- [About this exercise]:
Search the records below for "value" and copy every line it turns up in.

(Data records for software interfaces)
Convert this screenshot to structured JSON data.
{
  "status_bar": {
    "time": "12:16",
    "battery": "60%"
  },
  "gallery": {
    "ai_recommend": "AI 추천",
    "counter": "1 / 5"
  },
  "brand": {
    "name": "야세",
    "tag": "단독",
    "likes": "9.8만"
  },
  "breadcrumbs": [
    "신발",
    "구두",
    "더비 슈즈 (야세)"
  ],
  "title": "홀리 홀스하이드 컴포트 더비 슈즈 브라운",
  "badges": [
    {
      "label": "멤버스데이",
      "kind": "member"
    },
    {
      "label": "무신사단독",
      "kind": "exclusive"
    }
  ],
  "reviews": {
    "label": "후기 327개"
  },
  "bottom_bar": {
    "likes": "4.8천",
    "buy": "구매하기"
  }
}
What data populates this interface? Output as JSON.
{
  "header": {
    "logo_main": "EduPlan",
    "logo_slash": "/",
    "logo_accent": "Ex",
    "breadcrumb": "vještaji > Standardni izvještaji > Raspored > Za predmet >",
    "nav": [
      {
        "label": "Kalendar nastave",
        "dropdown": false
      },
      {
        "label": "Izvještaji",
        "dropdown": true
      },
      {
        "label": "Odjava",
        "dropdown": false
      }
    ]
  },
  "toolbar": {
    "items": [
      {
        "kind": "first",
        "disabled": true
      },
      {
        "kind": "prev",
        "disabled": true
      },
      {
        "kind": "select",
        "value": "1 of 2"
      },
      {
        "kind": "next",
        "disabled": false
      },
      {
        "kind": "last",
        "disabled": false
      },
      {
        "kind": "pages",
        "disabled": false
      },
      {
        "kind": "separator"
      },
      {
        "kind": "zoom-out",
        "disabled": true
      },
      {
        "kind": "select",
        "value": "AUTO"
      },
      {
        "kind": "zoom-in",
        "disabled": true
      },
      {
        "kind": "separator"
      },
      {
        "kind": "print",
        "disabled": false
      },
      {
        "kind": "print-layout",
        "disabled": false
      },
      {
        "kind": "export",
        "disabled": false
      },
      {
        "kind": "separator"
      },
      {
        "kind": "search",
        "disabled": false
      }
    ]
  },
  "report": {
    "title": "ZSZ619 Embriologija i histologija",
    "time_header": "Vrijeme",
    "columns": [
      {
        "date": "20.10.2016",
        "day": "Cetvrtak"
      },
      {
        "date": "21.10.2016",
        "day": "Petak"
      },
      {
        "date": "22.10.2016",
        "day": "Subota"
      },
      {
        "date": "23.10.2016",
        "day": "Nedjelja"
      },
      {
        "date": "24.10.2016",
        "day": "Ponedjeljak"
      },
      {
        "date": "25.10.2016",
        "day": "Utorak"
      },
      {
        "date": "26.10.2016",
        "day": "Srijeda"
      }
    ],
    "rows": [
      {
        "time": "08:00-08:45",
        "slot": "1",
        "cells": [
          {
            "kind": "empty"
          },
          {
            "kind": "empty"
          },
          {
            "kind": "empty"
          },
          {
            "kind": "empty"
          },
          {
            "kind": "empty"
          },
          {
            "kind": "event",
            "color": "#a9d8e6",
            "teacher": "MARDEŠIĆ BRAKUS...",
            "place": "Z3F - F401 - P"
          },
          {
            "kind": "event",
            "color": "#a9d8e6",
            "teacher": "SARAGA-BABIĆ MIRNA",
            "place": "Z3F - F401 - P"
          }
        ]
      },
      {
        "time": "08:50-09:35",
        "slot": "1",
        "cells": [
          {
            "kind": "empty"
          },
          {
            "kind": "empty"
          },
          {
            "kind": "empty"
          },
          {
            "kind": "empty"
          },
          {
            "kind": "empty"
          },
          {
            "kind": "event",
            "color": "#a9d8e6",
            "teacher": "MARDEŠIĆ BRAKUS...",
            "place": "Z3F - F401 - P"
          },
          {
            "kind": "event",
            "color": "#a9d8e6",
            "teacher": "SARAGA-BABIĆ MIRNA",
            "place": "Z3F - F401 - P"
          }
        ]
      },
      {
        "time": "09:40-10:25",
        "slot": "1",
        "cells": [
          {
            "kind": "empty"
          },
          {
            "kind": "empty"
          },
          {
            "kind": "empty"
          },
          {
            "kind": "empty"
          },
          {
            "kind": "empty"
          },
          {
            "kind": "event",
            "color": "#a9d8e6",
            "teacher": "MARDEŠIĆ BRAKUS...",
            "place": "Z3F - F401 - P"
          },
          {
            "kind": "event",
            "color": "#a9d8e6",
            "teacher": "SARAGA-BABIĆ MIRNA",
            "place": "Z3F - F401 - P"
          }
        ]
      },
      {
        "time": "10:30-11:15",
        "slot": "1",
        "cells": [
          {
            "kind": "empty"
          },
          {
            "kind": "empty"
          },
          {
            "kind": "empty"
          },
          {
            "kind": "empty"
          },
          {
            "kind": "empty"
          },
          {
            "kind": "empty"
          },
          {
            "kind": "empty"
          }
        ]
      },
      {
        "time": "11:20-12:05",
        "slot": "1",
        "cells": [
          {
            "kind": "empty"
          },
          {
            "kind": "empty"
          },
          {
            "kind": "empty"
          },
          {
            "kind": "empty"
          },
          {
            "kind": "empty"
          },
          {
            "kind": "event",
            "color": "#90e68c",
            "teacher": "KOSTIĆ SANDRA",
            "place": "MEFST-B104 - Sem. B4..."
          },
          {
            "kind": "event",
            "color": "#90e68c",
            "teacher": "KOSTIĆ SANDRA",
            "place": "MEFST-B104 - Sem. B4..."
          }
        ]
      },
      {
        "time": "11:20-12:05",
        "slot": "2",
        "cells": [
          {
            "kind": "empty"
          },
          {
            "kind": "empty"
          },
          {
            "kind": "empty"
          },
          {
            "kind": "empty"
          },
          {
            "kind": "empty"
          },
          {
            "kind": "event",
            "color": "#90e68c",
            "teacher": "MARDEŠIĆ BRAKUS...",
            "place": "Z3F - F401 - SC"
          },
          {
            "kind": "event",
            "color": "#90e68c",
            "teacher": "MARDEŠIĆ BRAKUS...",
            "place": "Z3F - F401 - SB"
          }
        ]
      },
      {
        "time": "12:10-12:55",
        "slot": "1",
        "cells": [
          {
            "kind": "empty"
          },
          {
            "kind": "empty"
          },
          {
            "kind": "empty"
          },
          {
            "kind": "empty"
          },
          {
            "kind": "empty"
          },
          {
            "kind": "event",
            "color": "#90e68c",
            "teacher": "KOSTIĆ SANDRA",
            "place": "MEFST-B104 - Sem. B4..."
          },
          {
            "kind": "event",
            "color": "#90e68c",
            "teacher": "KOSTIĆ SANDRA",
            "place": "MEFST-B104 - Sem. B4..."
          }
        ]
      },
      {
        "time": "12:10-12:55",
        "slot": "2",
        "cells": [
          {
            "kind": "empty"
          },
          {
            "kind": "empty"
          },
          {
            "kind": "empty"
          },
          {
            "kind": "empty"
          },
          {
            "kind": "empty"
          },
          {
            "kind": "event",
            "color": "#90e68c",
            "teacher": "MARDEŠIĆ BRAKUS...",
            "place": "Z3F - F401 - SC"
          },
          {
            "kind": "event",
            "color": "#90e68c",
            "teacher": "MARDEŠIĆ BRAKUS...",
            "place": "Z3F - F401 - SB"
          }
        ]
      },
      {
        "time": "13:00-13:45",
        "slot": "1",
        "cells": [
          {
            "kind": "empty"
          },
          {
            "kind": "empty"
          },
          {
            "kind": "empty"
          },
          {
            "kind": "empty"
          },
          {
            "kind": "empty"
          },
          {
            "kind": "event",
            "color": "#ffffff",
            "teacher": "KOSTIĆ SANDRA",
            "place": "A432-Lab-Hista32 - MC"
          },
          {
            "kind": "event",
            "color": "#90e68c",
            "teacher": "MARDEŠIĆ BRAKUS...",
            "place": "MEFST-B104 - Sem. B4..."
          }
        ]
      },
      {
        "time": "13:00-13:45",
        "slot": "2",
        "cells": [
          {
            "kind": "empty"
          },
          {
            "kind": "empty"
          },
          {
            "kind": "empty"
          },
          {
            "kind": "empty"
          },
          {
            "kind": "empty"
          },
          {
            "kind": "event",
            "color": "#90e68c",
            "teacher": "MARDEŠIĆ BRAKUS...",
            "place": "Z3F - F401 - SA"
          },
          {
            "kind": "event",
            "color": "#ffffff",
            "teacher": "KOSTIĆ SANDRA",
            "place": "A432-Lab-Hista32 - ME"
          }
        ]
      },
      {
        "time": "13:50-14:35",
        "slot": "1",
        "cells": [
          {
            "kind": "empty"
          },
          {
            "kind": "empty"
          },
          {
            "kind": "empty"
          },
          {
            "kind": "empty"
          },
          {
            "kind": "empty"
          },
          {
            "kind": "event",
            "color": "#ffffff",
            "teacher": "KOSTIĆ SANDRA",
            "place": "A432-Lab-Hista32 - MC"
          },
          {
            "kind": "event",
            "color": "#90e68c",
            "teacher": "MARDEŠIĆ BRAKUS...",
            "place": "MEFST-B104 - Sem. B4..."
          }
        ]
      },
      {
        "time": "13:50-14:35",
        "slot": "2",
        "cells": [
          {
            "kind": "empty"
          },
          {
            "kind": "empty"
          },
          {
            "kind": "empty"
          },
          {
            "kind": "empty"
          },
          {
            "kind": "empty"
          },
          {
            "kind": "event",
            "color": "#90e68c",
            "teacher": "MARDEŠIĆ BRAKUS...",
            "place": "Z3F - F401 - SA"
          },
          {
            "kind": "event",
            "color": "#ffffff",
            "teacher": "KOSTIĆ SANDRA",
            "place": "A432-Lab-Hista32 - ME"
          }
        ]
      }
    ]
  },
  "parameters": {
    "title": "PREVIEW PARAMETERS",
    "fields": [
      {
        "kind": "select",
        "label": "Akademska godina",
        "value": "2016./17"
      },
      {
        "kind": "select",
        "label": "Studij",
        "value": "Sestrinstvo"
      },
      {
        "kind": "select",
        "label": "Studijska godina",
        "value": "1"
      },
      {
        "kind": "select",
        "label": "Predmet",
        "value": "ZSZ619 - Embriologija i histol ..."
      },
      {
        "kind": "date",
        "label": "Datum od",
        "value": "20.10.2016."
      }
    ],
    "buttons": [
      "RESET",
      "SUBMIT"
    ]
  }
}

- [Response]:
        "value": "1 of 2"
        "value": "AUTO"
        "value": "2016./17"
        "value": "Sestrinstvo"
        "value": "1"
        "value": "ZSZ619 - Embriologija i histol ..."
        "value": "20.10.2016."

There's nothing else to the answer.